In the two years since dentists were given a new contract, 1.1m fewer people were treated on the health service than in the two previous years. Those patients were more likely to have a tooth removed and a denture fitted than under the old contract as dentists opt for easier treatments to help cover costs.
The contract has been heavily criticised for failing to deliver promised improvements in dental care.
In 1999 Tony Blair pledged that everyone would have access to NHS dentistry within two years.
Figures out show that around half of the people in England saw an NHS dentist in the last two years.

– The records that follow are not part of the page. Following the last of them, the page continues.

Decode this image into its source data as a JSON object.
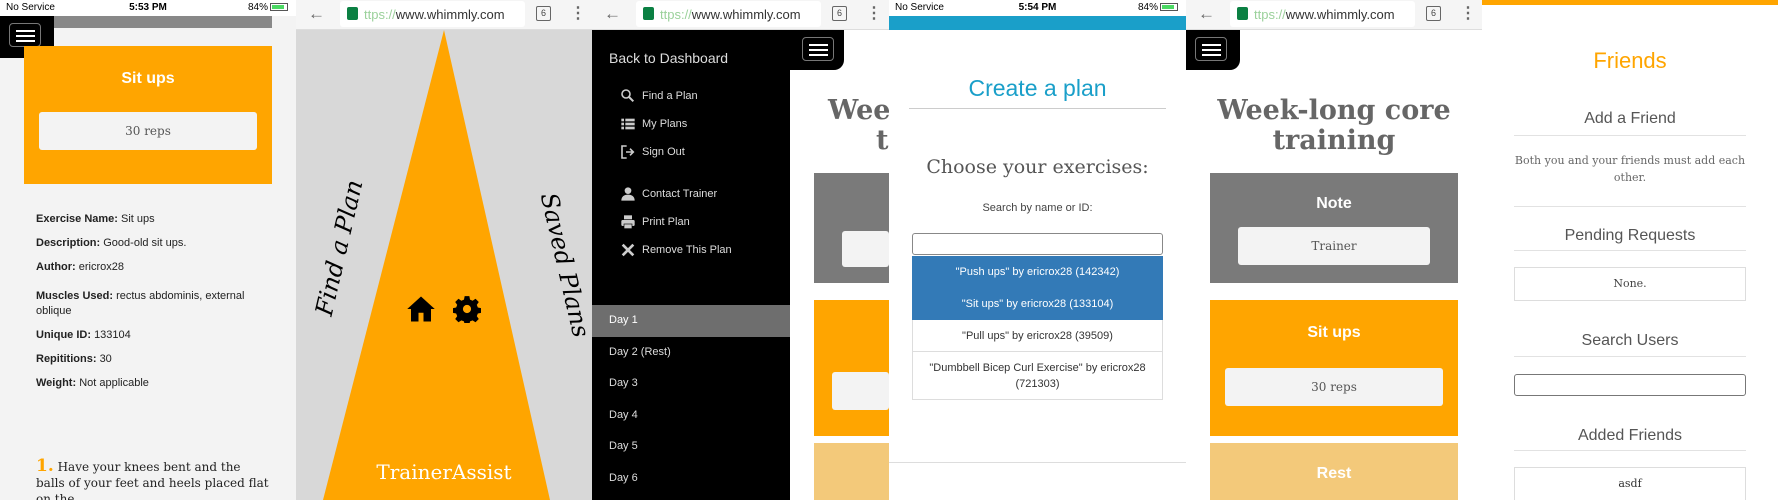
{
  "colors": {
    "orange": "#ffa500",
    "light_orange": "#f3c97a",
    "blue": "#1a9fc9",
    "selected_blue": "#337ab7",
    "gray": "#7a7a7a",
    "black": "#000000"
  },
  "status_bar_1": {
    "carrier": "No Service",
    "time": "5:53 PM",
    "battery": "84%"
  },
  "status_bar_4": {
    "carrier": "No Service",
    "time": "5:54 PM",
    "battery": "84%"
  },
  "browser": {
    "url_https": "ttps://",
    "url_host": "www.whimmly.com",
    "tab_count": "6"
  },
  "panel1": {
    "title": "Sit ups",
    "reps": "30 reps",
    "details": [
      {
        "label": "Exercise Name:",
        "value": "Sit ups"
      },
      {
        "label": "Description:",
        "value": "Good-old sit ups."
      },
      {
        "label": "Author:",
        "value": "ericrox28"
      },
      {
        "label": "Muscles Used:",
        "value": "rectus abdominis, external oblique"
      },
      {
        "label": "Unique ID:",
        "value": "133104"
      },
      {
        "label": "Repititions:",
        "value": "30"
      },
      {
        "label": "Weight:",
        "value": "Not applicable"
      }
    ],
    "step_number": "1.",
    "step_text": "Have your knees bent and the balls of your feet and heels placed flat on the"
  },
  "panel2": {
    "left_label": "Find a Plan",
    "right_label": "Saved Plans",
    "app_name": "TrainerAssist",
    "home_icon": "home-icon",
    "settings_icon": "gear-icon"
  },
  "panel3": {
    "back": "Back to Dashboard",
    "menu": [
      {
        "label": "Find a Plan",
        "icon": "search-icon"
      },
      {
        "label": "My Plans",
        "icon": "list-icon"
      },
      {
        "label": "Sign Out",
        "icon": "sign-out-icon"
      },
      {
        "label": "Contact Trainer",
        "icon": "user-icon"
      },
      {
        "label": "Print Plan",
        "icon": "print-icon"
      },
      {
        "label": "Remove This Plan",
        "icon": "close-icon"
      }
    ],
    "days": [
      "Day 1",
      "Day 2 (Rest)",
      "Day 3",
      "Day 4",
      "Day 5",
      "Day 6"
    ],
    "bg_title_1": "Week",
    "bg_title_2": "t"
  },
  "panel4": {
    "title": "Create a plan",
    "subtitle": "Choose your exercises:",
    "search_label": "Search by name or ID:",
    "search_value": "",
    "results": [
      {
        "text": "\"Push ups\" by ericrox28 (142342)",
        "selected": true
      },
      {
        "text": "\"Sit ups\" by ericrox28 (133104)",
        "selected": true
      },
      {
        "text": "\"Pull ups\" by ericrox28 (39509)",
        "selected": false
      },
      {
        "text": "\"Dumbbell Bicep Curl Exercise\" by ericrox28 (721303)",
        "selected": false
      }
    ]
  },
  "panel5": {
    "title": "Week-long core training",
    "note_title": "Note",
    "note_value": "Trainer",
    "exercise_title": "Sit ups",
    "exercise_reps": "30 reps",
    "rest_title": "Rest"
  },
  "panel6": {
    "title": "Friends",
    "add_heading": "Add a Friend",
    "add_text": "Both you and your friends must add each other.",
    "pending_heading": "Pending Requests",
    "pending_value": "None.",
    "search_heading": "Search Users",
    "search_value": "",
    "added_heading": "Added Friends",
    "added_friends": [
      "asdf"
    ]
  }
}
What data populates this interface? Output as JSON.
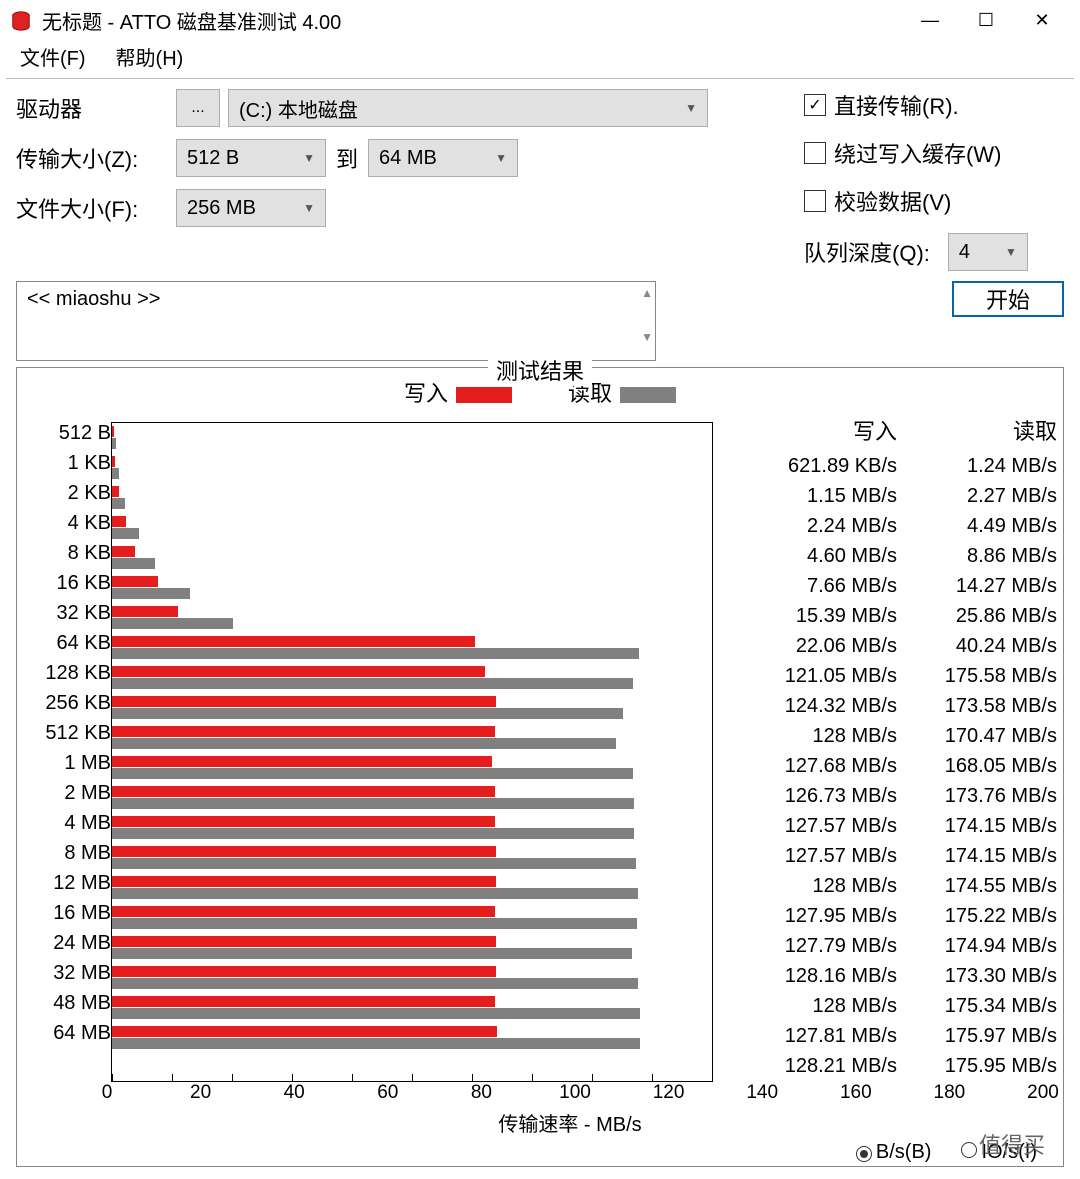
{
  "title": "无标题 - ATTO 磁盘基准测试 4.00",
  "menu": {
    "file": "文件(F)",
    "help": "帮助(H)"
  },
  "labels": {
    "drive": "驱动器",
    "transfer_size": "传输大小(Z):",
    "file_size": "文件大小(F):",
    "to": "到",
    "direct": "直接传输(R).",
    "bypass": "绕过写入缓存(W)",
    "verify": "校验数据(V)",
    "queue_depth": "队列深度(Q):",
    "start": "开始",
    "desc_placeholder": "<< miaoshu >>",
    "results_title": "测试结果",
    "legend_write": "写入",
    "legend_read": "读取",
    "x_axis": "传输速率 - MB/s",
    "units_bs": "B/s(B)",
    "units_ios": "IO/s(I)"
  },
  "values": {
    "drive": "(C:) 本地磁盘",
    "ts_from": "512 B",
    "ts_to": "64 MB",
    "file_size": "256 MB",
    "queue_depth": "4",
    "direct_checked": true,
    "bypass_checked": false,
    "verify_checked": false,
    "units_selected": "bs"
  },
  "chart_data": {
    "type": "bar",
    "orientation": "horizontal",
    "xlabel": "传输速率 - MB/s",
    "xlim": [
      0,
      200
    ],
    "xticks": [
      0,
      20,
      40,
      60,
      80,
      100,
      120,
      140,
      160,
      180,
      200
    ],
    "categories": [
      "512 B",
      "1 KB",
      "2 KB",
      "4 KB",
      "8 KB",
      "16 KB",
      "32 KB",
      "64 KB",
      "128 KB",
      "256 KB",
      "512 KB",
      "1 MB",
      "2 MB",
      "4 MB",
      "8 MB",
      "12 MB",
      "16 MB",
      "24 MB",
      "32 MB",
      "48 MB",
      "64 MB"
    ],
    "series": [
      {
        "name": "写入",
        "color": "#e51d1d",
        "values_mb_s": [
          0.607,
          1.15,
          2.24,
          4.6,
          7.66,
          15.39,
          22.06,
          121.05,
          124.32,
          128.0,
          127.68,
          126.73,
          127.57,
          127.57,
          128.0,
          127.95,
          127.79,
          128.16,
          128.0,
          127.81,
          128.21
        ],
        "display": [
          "621.89 KB/s",
          "1.15 MB/s",
          "2.24 MB/s",
          "4.60 MB/s",
          "7.66 MB/s",
          "15.39 MB/s",
          "22.06 MB/s",
          "121.05 MB/s",
          "124.32 MB/s",
          "128 MB/s",
          "127.68 MB/s",
          "126.73 MB/s",
          "127.57 MB/s",
          "127.57 MB/s",
          "128 MB/s",
          "127.95 MB/s",
          "127.79 MB/s",
          "128.16 MB/s",
          "128 MB/s",
          "127.81 MB/s",
          "128.21 MB/s"
        ]
      },
      {
        "name": "读取",
        "color": "#808080",
        "values_mb_s": [
          1.24,
          2.27,
          4.49,
          8.86,
          14.27,
          25.86,
          40.24,
          175.58,
          173.58,
          170.47,
          168.05,
          173.76,
          174.15,
          174.15,
          174.55,
          175.22,
          174.94,
          173.3,
          175.34,
          175.97,
          175.95
        ],
        "display": [
          "1.24 MB/s",
          "2.27 MB/s",
          "4.49 MB/s",
          "8.86 MB/s",
          "14.27 MB/s",
          "25.86 MB/s",
          "40.24 MB/s",
          "175.58 MB/s",
          "173.58 MB/s",
          "170.47 MB/s",
          "168.05 MB/s",
          "173.76 MB/s",
          "174.15 MB/s",
          "174.15 MB/s",
          "174.55 MB/s",
          "175.22 MB/s",
          "174.94 MB/s",
          "173.30 MB/s",
          "175.34 MB/s",
          "175.97 MB/s",
          "175.95 MB/s"
        ]
      }
    ]
  },
  "watermark": "值得买"
}
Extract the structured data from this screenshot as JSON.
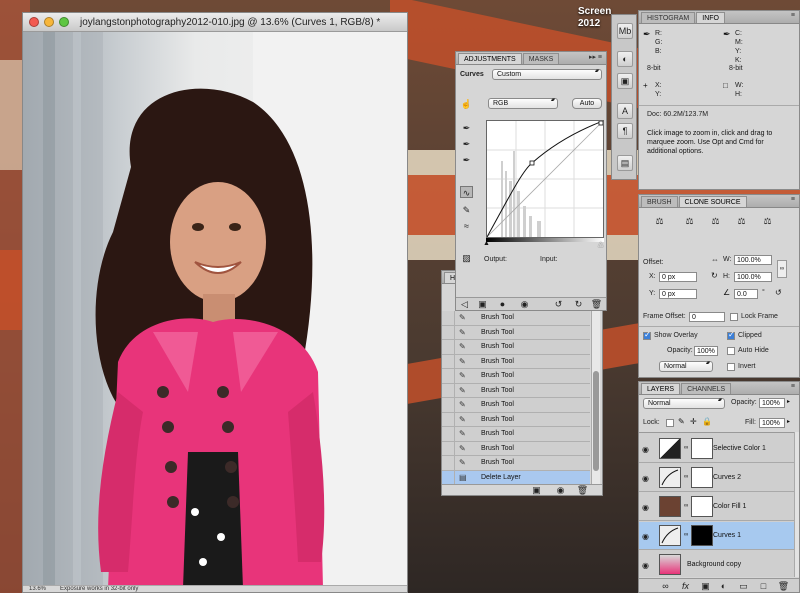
{
  "desktop": {
    "label_line1": "Screen",
    "label_line2": "2012"
  },
  "image_window": {
    "title": "joylangstonphotography2012-010.jpg @ 13.6% (Curves 1, RGB/8) *",
    "status_zoom": "13.6%",
    "status_info": "Exposure works in 32-bit only"
  },
  "adjustments_panel": {
    "tabs": [
      "ADJUSTMENTS",
      "MASKS"
    ],
    "curves_label": "Curves",
    "preset_value": "Custom",
    "channel_value": "RGB",
    "auto_button": "Auto",
    "output_label": "Output:",
    "input_label": "Input:"
  },
  "history_panel": {
    "tab": "HIS",
    "items": [
      "Brush Tool",
      "Brush Tool",
      "Brush Tool",
      "Brush Tool",
      "Brush Tool",
      "Brush Tool",
      "Brush Tool",
      "Brush Tool",
      "Brush Tool",
      "Brush Tool",
      "Brush Tool",
      "Delete Layer"
    ],
    "selected_index": 11
  },
  "info_panel": {
    "tabs": [
      "HISTOGRAM",
      "INFO"
    ],
    "rgb_labels": [
      "R:",
      "G:",
      "B:"
    ],
    "cmyk_labels": [
      "C:",
      "M:",
      "Y:",
      "K:"
    ],
    "bit_left": "8-bit",
    "bit_right": "8-bit",
    "xy_labels": [
      "X:",
      "Y:"
    ],
    "wh_labels": [
      "W:",
      "H:"
    ],
    "doc": "Doc: 60.2M/123.7M",
    "help": "Click image to zoom in, click and drag to marquee zoom.  Use Opt and Cmd for additional options."
  },
  "clone_panel": {
    "tabs": [
      "BRUSH",
      "CLONE SOURCE"
    ],
    "offset_label": "Offset:",
    "w_label": "W:",
    "w_value": "100.0%",
    "h_label": "H:",
    "h_value": "100.0%",
    "x_label": "X:",
    "x_value": "0 px",
    "y_label": "Y:",
    "y_value": "0 px",
    "angle_value": "0.0",
    "degree": "°",
    "frame_offset_label": "Frame Offset:",
    "frame_offset_value": "0",
    "lock_frame": "Lock Frame",
    "show_overlay": "Show Overlay",
    "clipped": "Clipped",
    "opacity_label": "Opacity:",
    "opacity_value": "100%",
    "auto_hide": "Auto Hide",
    "blend_value": "Normal",
    "invert": "Invert"
  },
  "layers_panel": {
    "tabs": [
      "LAYERS",
      "CHANNELS"
    ],
    "blend_mode": "Normal",
    "opacity_label": "Opacity:",
    "opacity_value": "100%",
    "lock_label": "Lock:",
    "fill_label": "Fill:",
    "fill_value": "100%",
    "layers": [
      {
        "name": "Selective Color 1",
        "selected": false
      },
      {
        "name": "Curves 2",
        "selected": false
      },
      {
        "name": "Color Fill 1",
        "selected": false
      },
      {
        "name": "Curves 1",
        "selected": true
      },
      {
        "name": "Background copy",
        "selected": false
      }
    ]
  },
  "colors": {
    "accent": "#3b7fd8",
    "selection": "#a7c9ef",
    "flag_red": "#c2502a",
    "flag_cream": "#e8dcc4",
    "coat_pink": "#e8347a",
    "color_fill_swatch": "#6b4232"
  }
}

It means there has been a 3.9 per cent drop in the number of people treated in the first two years of the new system compared to the last two years of the old contract.
The data from the NHS Information Centre shows a rise in the number of treatments involving tooth extractions and dentures and a fall in the more complex crowns and fillings.
Dentists have consistently warned that the payment methods did not cover the costs of carrying out complex treatments and it would mean the incentive would be to pull the tooth out rather than attempt to fix it.
An analysis revealed that in England the proportion of treatments involving dentures increased from 38 per cent to 48 per cent and tooth extractions increased from seven per cent to eight per cent of treatments carried out in 2007/8.
In Wales the proportion of treatments where a tooth was pulled out increased from almost eight per cent to over nine per cent although there was no significant change in dentures.
Meanwhile treatments including crowns dropped from 48 per cent to 35 per cent in England and in Wales dropped from 44 per cent to 35 per cent.
Fillings also reduced from 28 per cent of treatments to 26 per cent.
Other findings show the number of dentists carrying out NHS work has increased by 3.2 per cent , an extra 655 dentists, compared to 2006/7.
Patients also paid more towards their NHS treatment with an increase of £56m or almost 12 per cent in revenue from patient charges.
Health Direct asks what is the difference between being made to pay for NHS dentistry services and being made to pay for cancer drugs?